Nevertheless, a fair trial for Dr Ramadan means resisting the urge to instil in the minds of hundreds of thousands of people that he is simply the victim of a political conspiracy of his enemies. It means acknowledging that his detention is not, by any means, unique in the context of French law. It means recognising the contradictions and complexities in the complaints of all parties, and allowing justice to run its course, however long it takes.
Anyone who has been following the case objectively will eventually have to admit that, at root, the case is about alleged sexual violence against women. Certainly it has been complicated by an assortment of alliances, leading to suspicions about collusion and malevolent machinations, but in the end it will come down to the question of consent. It has already been established that behaviour similar to that described by three of the complainants has occurred, but purely, according to the defence, within the framework of mutual consent. Contrary to widespread claims, the third complainant’s case has not yet been dismissed, but will be examined later.
In the case of every plaintiff, the difficulty for the prosecution will be proving that the acts described as transpiring so long ago did indeed occur and, if they did, that they were non-consensual. If the majority of rape cases in France are any guide, they will have great difficulty in proving that claim, leading the court to find the accused not guilty in at least two of the cases under consideration.
Even if Dr Ramadan is exactly the kind of Muslim reformist that President Macron needs right now — apparently part of a generation of moderate Islamic scholars unafraid to challenge the traditionalists who apparently say that Muslims cannot be European — he now needs his supporters everywhere to be true to their word: to advocate for a fair trial, the presumption of innocence for all and equitable treatment before the law. So enough of this politicised campaigning, which has already decided who the real victims are, and who we may advocate for.
May justice be served equitably. May whoever has been wronged receive just restitution.
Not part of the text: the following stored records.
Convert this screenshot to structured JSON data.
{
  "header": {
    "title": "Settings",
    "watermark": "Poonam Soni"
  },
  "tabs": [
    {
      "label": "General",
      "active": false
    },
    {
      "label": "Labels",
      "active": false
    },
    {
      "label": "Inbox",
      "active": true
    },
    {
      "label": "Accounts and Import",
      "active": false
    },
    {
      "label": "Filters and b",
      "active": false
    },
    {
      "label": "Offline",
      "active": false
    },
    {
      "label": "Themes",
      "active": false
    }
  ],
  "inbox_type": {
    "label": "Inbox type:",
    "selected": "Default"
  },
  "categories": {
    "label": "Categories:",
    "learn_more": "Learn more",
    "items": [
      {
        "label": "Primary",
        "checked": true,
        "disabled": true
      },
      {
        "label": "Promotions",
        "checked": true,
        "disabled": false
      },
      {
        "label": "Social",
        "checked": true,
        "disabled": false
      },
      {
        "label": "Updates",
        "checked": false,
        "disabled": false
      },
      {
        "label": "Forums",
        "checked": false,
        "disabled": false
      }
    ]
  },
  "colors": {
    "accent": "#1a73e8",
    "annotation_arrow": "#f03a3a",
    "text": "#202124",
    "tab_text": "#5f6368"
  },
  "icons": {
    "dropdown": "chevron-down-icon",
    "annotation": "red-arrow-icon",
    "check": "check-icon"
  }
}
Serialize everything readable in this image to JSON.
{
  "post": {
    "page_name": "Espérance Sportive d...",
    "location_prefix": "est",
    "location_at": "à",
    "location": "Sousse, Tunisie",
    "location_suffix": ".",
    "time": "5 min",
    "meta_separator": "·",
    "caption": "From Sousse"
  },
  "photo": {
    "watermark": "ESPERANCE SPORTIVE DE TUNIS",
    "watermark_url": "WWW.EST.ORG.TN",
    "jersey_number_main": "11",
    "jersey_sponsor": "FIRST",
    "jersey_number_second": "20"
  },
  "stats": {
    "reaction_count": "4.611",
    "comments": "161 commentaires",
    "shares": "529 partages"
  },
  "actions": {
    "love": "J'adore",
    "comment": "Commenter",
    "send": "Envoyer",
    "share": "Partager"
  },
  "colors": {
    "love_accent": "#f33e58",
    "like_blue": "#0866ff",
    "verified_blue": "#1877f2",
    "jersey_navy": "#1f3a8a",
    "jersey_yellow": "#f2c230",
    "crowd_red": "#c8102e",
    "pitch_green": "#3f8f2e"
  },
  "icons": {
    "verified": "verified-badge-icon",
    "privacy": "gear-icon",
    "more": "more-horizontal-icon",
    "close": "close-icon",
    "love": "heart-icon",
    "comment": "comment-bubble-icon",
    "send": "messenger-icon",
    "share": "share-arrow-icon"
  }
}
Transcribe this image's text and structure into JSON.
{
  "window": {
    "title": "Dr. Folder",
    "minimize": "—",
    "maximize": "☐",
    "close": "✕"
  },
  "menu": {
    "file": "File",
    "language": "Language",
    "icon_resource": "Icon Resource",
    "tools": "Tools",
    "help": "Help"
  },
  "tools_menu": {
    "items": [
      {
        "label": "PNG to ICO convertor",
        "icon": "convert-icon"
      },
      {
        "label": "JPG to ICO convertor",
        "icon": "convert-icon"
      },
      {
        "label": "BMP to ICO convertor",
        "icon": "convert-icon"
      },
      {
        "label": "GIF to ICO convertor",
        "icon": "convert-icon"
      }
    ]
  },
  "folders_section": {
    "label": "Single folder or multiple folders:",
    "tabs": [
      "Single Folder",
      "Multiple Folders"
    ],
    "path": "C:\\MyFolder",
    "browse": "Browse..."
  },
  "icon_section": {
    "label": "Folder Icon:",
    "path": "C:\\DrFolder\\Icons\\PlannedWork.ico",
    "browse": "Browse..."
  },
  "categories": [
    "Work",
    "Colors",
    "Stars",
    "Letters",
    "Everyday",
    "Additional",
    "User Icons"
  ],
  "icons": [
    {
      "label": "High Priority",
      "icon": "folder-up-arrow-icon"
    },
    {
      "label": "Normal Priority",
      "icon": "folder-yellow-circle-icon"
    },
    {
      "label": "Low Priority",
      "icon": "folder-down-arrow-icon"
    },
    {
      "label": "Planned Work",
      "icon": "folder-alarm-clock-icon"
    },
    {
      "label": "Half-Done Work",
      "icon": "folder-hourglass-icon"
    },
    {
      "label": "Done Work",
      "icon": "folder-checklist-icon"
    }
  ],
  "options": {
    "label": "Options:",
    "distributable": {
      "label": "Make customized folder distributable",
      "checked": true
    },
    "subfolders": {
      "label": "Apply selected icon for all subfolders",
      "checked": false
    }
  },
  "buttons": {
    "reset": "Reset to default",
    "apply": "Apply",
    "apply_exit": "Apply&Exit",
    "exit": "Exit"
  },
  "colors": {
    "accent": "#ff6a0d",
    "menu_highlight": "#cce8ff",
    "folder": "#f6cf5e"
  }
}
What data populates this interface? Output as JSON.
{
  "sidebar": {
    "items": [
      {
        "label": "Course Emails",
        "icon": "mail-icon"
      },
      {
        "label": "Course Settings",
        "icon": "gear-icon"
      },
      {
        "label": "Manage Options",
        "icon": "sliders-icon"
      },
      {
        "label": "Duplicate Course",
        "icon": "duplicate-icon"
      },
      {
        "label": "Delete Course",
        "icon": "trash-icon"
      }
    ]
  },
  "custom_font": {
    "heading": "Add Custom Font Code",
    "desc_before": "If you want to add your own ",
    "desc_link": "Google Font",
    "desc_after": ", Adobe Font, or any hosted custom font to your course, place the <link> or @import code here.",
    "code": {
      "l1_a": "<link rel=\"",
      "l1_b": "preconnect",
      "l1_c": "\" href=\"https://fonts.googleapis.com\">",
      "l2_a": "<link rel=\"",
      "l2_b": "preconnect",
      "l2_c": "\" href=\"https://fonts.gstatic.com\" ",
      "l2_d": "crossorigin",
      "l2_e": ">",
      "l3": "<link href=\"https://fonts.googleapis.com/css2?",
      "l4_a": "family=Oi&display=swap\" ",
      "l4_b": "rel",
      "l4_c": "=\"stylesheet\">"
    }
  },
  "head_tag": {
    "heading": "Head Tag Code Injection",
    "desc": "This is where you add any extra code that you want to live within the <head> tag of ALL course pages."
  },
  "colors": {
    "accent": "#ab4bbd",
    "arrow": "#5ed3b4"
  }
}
May whoever has been slandered unjustly be compensated in full. May all parties receive fair treatment. Those four short sentences are an open letter I will gladly sign.